» **Assignment**: Could you copy every line of the data that contains the word "capabilities"?

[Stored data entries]
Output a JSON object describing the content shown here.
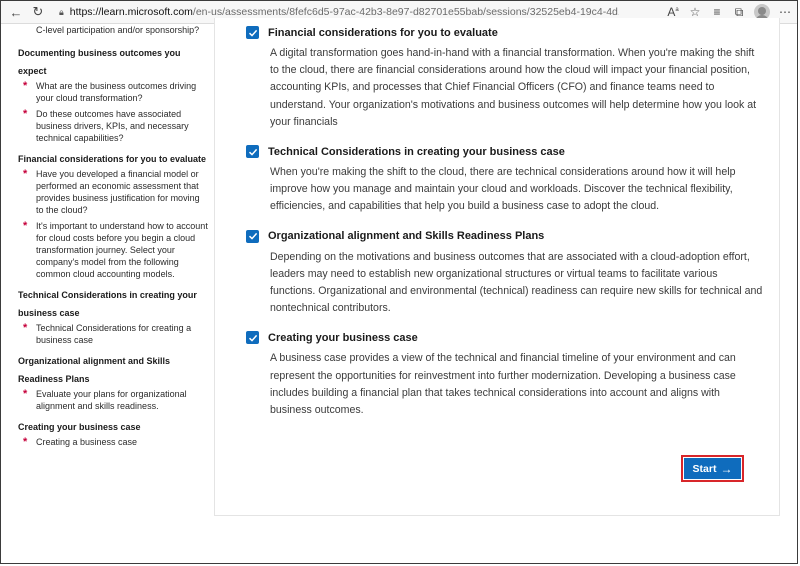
{
  "browser": {
    "url_host": "https://learn.microsoft.com",
    "url_path": "/en-us/assessments/8fefc6d5-97ac-42b3-8e97-d82701e55bab/sessions/32525eb4-19c4-4d..."
  },
  "sidebar": {
    "top_fragment": "C-level participation and/or sponsorship?",
    "sections": [
      {
        "title": "Documenting business outcomes you expect",
        "items": [
          "What are the business outcomes driving your cloud transformation?",
          "Do these outcomes have associated business drivers, KPIs, and necessary technical capabilities?"
        ]
      },
      {
        "title": "Financial considerations for you to evaluate",
        "items": [
          "Have you developed a financial model or performed an economic assessment that provides business justification for moving to the cloud?",
          "It's important to understand how to account for cloud costs before you begin a cloud transformation journey. Select your company's model from the following common cloud accounting models."
        ]
      },
      {
        "title": "Technical Considerations in creating your business case",
        "items": [
          "Technical Considerations for creating a business case"
        ]
      },
      {
        "title": "Organizational alignment and Skills Readiness Plans",
        "items": [
          "Evaluate your plans for organizational alignment and skills readiness."
        ]
      },
      {
        "title": "Creating your business case",
        "items": [
          "Creating a business case"
        ]
      }
    ]
  },
  "considerations": [
    {
      "title": "Financial considerations for you to evaluate",
      "description": "A digital transformation goes hand-in-hand with a financial transformation. When you're making the shift to the cloud, there are financial considerations around how the cloud will impact your financial position, accounting KPIs, and processes that Chief Financial Officers (CFO) and finance teams need to understand. Your organization's motivations and business outcomes will help determine how you look at your financials",
      "checked": true
    },
    {
      "title": "Technical Considerations in creating your business case",
      "description": "When you're making the shift to the cloud, there are technical considerations around how it will help improve how you manage and maintain your cloud and workloads. Discover the technical flexibility, efficiencies, and capabilities that help you build a business case to adopt the cloud.",
      "checked": true
    },
    {
      "title": "Organizational alignment and Skills Readiness Plans",
      "description": "Depending on the motivations and business outcomes that are associated with a cloud-adoption effort, leaders may need to establish new organizational structures or virtual teams to facilitate various functions. Organizational and environmental (technical) readiness can require new skills for technical and nontechnical contributors.",
      "checked": true
    },
    {
      "title": "Creating your business case",
      "description": "A business case provides a view of the technical and financial timeline of your environment and can represent the opportunities for reinvestment into further modernization. Developing a business case includes building a financial plan that takes technical considerations into account and aligns with business outcomes.",
      "checked": true
    }
  ],
  "start_button": {
    "label": "Start"
  },
  "colors": {
    "accent": "#0f6cbd",
    "asterisk": "#c5003a",
    "highlight": "#d8262a"
  }
}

» **Solution to the exercise**:
          "Do these outcomes have associated business drivers, KPIs, and necessary technical capabilities?"
      "description": "When you're making the shift to the cloud, there are technical considerations around how it will help improve how you manage and maintain your cloud and workloads. Discover the technical flexibility, efficiencies, and capabilities that help you build a business case to adopt the cloud.",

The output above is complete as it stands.